August 23, 2010
Security and general performance have been at the heart of questions surrounding the use of cloud storage for small and large-scale enterprises alike. Despite the wealth of benchmarking information available, however, there is still some degree of confusion about choosing and using cloud storage vendors. While Amazon’s S3 appears to be one of the more frequently-used cloud storage options, there are several new vendors appearing in the space, all promising security and top performance, which makes muddling through the marketing more difficult and narrowing a list down to a crucial few more difficult.
Network World has recently been the next to step up to the challenge of evaluating cloud storage vendors and performance in addition to hosting a series to put cloud computing to the test in key areas. It has most recently ended its analysis of cloud storage offerings, including Amazon’s S3, Nasuni Cloud Storage, Nirvanix’s Storage Delivery Network, Cloud Files from Rackspace and Egnyte’s On Demand File Server.
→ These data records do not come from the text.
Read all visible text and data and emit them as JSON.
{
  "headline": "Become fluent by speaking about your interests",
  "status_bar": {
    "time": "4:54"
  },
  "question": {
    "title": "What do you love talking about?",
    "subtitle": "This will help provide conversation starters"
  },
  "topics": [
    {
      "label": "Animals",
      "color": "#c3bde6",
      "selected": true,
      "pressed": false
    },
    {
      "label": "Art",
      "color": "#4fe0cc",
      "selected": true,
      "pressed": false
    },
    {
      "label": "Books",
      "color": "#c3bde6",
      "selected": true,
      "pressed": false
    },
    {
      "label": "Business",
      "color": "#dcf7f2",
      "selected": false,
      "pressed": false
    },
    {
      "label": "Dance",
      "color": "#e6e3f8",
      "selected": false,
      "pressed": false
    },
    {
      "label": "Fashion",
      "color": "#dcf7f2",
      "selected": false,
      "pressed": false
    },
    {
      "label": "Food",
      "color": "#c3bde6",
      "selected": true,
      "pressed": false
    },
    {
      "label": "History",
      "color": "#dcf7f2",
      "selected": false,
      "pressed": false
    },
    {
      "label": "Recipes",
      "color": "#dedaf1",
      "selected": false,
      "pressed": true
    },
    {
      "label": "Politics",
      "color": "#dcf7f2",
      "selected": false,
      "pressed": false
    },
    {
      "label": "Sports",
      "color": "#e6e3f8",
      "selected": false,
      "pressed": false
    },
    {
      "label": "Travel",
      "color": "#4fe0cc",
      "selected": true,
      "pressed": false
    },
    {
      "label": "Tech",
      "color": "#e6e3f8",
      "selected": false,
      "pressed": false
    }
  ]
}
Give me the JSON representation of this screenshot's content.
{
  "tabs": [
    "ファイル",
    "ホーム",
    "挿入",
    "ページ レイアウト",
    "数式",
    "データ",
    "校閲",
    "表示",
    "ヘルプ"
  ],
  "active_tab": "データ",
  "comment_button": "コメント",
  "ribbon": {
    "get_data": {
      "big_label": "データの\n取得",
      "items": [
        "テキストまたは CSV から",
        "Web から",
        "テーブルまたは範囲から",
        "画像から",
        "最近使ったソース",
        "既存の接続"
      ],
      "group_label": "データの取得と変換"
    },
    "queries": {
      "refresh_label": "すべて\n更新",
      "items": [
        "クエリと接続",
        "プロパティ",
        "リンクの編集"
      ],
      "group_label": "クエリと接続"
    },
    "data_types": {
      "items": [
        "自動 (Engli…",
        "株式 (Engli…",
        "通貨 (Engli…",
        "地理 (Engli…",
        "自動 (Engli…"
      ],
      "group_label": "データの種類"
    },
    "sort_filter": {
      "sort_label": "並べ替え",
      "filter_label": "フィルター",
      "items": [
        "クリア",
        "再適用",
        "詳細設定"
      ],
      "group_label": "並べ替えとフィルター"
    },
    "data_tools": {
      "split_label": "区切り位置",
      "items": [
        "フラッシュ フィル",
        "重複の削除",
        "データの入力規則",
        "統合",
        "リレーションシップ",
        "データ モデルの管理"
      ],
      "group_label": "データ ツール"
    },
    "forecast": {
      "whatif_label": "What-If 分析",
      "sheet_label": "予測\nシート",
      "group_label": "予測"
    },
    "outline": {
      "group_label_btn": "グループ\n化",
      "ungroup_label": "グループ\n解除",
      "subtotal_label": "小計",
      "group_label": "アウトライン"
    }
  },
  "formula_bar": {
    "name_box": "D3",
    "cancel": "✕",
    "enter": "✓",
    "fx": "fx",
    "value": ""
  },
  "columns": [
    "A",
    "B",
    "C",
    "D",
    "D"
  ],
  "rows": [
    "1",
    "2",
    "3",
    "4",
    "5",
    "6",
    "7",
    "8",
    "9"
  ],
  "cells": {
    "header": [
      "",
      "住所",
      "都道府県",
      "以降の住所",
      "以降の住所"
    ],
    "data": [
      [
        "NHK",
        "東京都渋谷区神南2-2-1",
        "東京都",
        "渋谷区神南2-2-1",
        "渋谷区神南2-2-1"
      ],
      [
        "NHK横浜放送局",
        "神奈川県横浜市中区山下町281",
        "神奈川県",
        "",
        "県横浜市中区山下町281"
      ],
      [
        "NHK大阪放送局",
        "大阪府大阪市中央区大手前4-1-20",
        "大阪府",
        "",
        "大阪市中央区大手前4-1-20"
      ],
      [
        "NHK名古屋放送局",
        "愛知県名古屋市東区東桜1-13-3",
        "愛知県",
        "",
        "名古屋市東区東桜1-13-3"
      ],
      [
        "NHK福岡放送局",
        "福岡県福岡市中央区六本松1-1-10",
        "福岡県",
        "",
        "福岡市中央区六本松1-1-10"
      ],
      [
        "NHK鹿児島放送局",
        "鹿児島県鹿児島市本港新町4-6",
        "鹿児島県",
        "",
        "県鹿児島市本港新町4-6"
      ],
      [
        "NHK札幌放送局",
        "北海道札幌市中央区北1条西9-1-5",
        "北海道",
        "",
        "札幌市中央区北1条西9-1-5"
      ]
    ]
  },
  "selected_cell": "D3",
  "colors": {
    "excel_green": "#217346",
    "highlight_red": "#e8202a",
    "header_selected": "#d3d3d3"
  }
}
The overall conclusions about cloud storage were based on practical tests (accessing the site using the company’s APIs if they were present) involving the movement of data from VMs at 100Mbps or from their lab which is connected on standard commodity broadband internet. Those conducting the test reported that they “pounded each site with a variety of file sizes ranging from 500KB to 1GB” and that they tested both during day and night to determine if congestion on the internet would have an effect on cloud storage performance. This secondary congestion-related experiment yielded the result that congestion did play a role and that “download speeds were considerably slower than upload speeds for all the vendors tested.”
In general, the authors also found that cloud storage does live up to the hype in two critical areas, claiming that “cloud storage can be fast and the pay-as-you-go model can be a real cost saver.” They also stated that they found that “security could be an issue for enterprise shops as the formulas for trying to predict overall costs can be complex.”
Where cloud storage still fails, however, is in the security arena, at least in the view of the authors, who noted that although security basics were in place, more advanced features that would make those with mission-critical needs more inclined to store their data in the cloud are still missing.
Full story at Network World
The ever-growing complexity of scientific and engineering problems continues to pose new computational challenges. Thus, we present a novel federation model that enables end-users with the ability to aggregate heterogeneous resource scale problems. The feasibility of this federation model has been proven, in the context of the UberCloud HPC Experiment, by gathering the most comprehensive information to date on the effects of pillars on microfluid channel flow.
Large-scale, worldwide scientific initiatives rely on some cloud-based system to both coordinate efforts and manage computational efforts at peak times that cannot be contained within the combined in-house HPC resources. Last week at Google I/O, Brookhaven National Lab’s Sergey Panitkin discussed the role of the Google Compute Engine in providing computational support to ATLAS, a detector of high-energy particles at the Large Hadron Collider (LHC).
Frank Ding, engineering analysis & technical computing manager at Simpson Strong-Tie, discussed the advantages of utilizing the cloud for occasional scientific computing, identified the obstacles to doing so, and proposed workarounds to some of those obstacles.
05/10/2013 | Cleversafe, Cray, DDN, NetApp, & Panasas | From Wall Street to Hollywood, drug discovery to homeland security, companies and organizations of all sizes and stripes are coming face to face with the challenges – and opportunities – afforded by Big Data. Before anyone can utilize these extraordinary data repositories, however, they must first harness and manage their data stores, and do so utilizing technologies that underscore affordability, security, and scalability.
04/02/2012 | AMD | Developers today are just beginning to explore the potential of heterogeneous computing, but the potential for this new paradigm is huge. This brief article reviews how the technology might impact a range of application development areas, including client experiences and cloud-based data management. As platforms like OpenCL continue to evolve, the benefits of heterogeneous computing will become even more accessible. Use this quick article to jump-start your own thinking on heterogeneous computing.